WHAT YOU HAVE TO DO =>
Every single line below has to be printed once more, exactly.

══ INPUT FOR THIS TASK

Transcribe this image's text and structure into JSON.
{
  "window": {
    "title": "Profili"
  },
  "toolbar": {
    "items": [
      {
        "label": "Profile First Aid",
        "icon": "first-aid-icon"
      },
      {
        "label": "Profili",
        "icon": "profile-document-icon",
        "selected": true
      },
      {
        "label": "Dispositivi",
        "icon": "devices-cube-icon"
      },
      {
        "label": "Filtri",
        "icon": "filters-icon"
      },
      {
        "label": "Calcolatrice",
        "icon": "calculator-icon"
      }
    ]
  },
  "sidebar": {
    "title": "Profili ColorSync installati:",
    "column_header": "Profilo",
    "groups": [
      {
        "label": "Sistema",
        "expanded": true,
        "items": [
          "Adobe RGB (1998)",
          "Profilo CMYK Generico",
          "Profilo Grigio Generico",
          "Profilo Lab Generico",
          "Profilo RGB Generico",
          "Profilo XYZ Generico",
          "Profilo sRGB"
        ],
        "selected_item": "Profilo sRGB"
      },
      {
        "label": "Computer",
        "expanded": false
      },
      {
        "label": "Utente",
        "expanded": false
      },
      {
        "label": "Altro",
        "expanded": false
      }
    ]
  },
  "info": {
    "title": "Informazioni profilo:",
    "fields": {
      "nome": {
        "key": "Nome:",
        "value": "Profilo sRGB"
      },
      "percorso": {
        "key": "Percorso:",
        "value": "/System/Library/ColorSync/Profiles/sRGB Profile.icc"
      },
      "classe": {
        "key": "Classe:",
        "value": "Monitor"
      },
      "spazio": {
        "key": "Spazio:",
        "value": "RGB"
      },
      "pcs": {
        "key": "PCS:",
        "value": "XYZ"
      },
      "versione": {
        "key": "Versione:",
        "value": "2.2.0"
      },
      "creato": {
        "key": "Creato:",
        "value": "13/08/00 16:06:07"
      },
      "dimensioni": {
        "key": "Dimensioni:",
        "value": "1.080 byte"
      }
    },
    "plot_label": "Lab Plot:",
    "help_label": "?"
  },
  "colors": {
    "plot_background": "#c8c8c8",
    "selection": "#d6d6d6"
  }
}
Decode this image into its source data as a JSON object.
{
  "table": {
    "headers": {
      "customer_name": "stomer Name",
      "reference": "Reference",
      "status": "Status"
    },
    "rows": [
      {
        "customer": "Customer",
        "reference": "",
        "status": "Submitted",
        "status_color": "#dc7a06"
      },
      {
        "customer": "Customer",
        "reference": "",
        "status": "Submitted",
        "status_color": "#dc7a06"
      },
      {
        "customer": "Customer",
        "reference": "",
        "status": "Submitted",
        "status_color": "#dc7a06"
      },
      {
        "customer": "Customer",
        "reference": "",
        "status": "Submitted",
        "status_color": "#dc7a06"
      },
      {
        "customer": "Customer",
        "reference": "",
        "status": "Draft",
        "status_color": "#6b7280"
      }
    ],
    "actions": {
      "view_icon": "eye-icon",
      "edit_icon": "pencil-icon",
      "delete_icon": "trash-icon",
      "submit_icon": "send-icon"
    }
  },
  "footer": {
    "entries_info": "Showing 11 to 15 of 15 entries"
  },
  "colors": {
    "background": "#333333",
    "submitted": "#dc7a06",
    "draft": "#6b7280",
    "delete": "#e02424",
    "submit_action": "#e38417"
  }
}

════

EXERCISE ANSWER =>
Transcribe this image's text and structure into JSON.
{
  "window": {
    "title": "Profili"
  },
  "toolbar": {
    "items": [
      {
        "label": "Profile First Aid",
        "icon": "first-aid-icon"
      },
      {
        "label": "Profili",
        "icon": "profile-document-icon",
        "selected": true
      },
      {
        "label": "Dispositivi",
        "icon": "devices-cube-icon"
      },
      {
        "label": "Filtri",
        "icon": "filters-icon"
      },
      {
        "label": "Calcolatrice",
        "icon": "calculator-icon"
      }
    ]
  },
  "sidebar": {
    "title": "Profili ColorSync installati:",
    "column_header": "Profilo",
    "groups": [
      {
        "label": "Sistema",
        "expanded": true,
        "items": [
          "Adobe RGB (1998)",
          "Profilo CMYK Generico",
          "Profilo Grigio Generico",
          "Profilo Lab Generico",
          "Profilo RGB Generico",
          "Profilo XYZ Generico",
          "Profilo sRGB"
        ],
        "selected_item": "Profilo sRGB"
      },
      {
        "label": "Computer",
        "expanded": false
      },
      {
        "label": "Utente",
        "expanded": false
      },
      {
        "label": "Altro",
        "expanded": false
      }
    ]
  },
  "info": {
    "title": "Informazioni profilo:",
    "fields": {
      "nome": {
        "key": "Nome:",
        "value": "Profilo sRGB"
      },
      "percorso": {
        "key": "Percorso:",
        "value": "/System/Library/ColorSync/Profiles/sRGB Profile.icc"
      },
      "classe": {
        "key": "Classe:",
        "value": "Monitor"
      },
      "spazio": {
        "key": "Spazio:",
        "value": "RGB"
      },
      "pcs": {
        "key": "PCS:",
        "value": "XYZ"
      },
      "versione": {
        "key": "Versione:",
        "value": "2.2.0"
      },
      "creato": {
        "key": "Creato:",
        "value": "13/08/00 16:06:07"
      },
      "dimensioni": {
        "key": "Dimensioni:",
        "value": "1.080 byte"
      }
    },
    "plot_label": "Lab Plot:",
    "help_label": "?"
  },
  "colors": {
    "plot_background": "#c8c8c8",
    "selection": "#d6d6d6"
  }
}
Decode this image into its source data as a JSON object.
{
  "table": {
    "headers": {
      "customer_name": "stomer Name",
      "reference": "Reference",
      "status": "Status"
    },
    "rows": [
      {
        "customer": "Customer",
        "reference": "",
        "status": "Submitted",
        "status_color": "#dc7a06"
      },
      {
        "customer": "Customer",
        "reference": "",
        "status": "Submitted",
        "status_color": "#dc7a06"
      },
      {
        "customer": "Customer",
        "reference": "",
        "status": "Submitted",
        "status_color": "#dc7a06"
      },
      {
        "customer": "Customer",
        "reference": "",
        "status": "Submitted",
        "status_color": "#dc7a06"
      },
      {
        "customer": "Customer",
        "reference": "",
        "status": "Draft",
        "status_color": "#6b7280"
      }
    ],
    "actions": {
      "view_icon": "eye-icon",
      "edit_icon": "pencil-icon",
      "delete_icon": "trash-icon",
      "submit_icon": "send-icon"
    }
  },
  "footer": {
    "entries_info": "Showing 11 to 15 of 15 entries"
  },
  "colors": {
    "background": "#333333",
    "submitted": "#dc7a06",
    "draft": "#6b7280",
    "delete": "#e02424",
    "submit_action": "#e38417"
  }
}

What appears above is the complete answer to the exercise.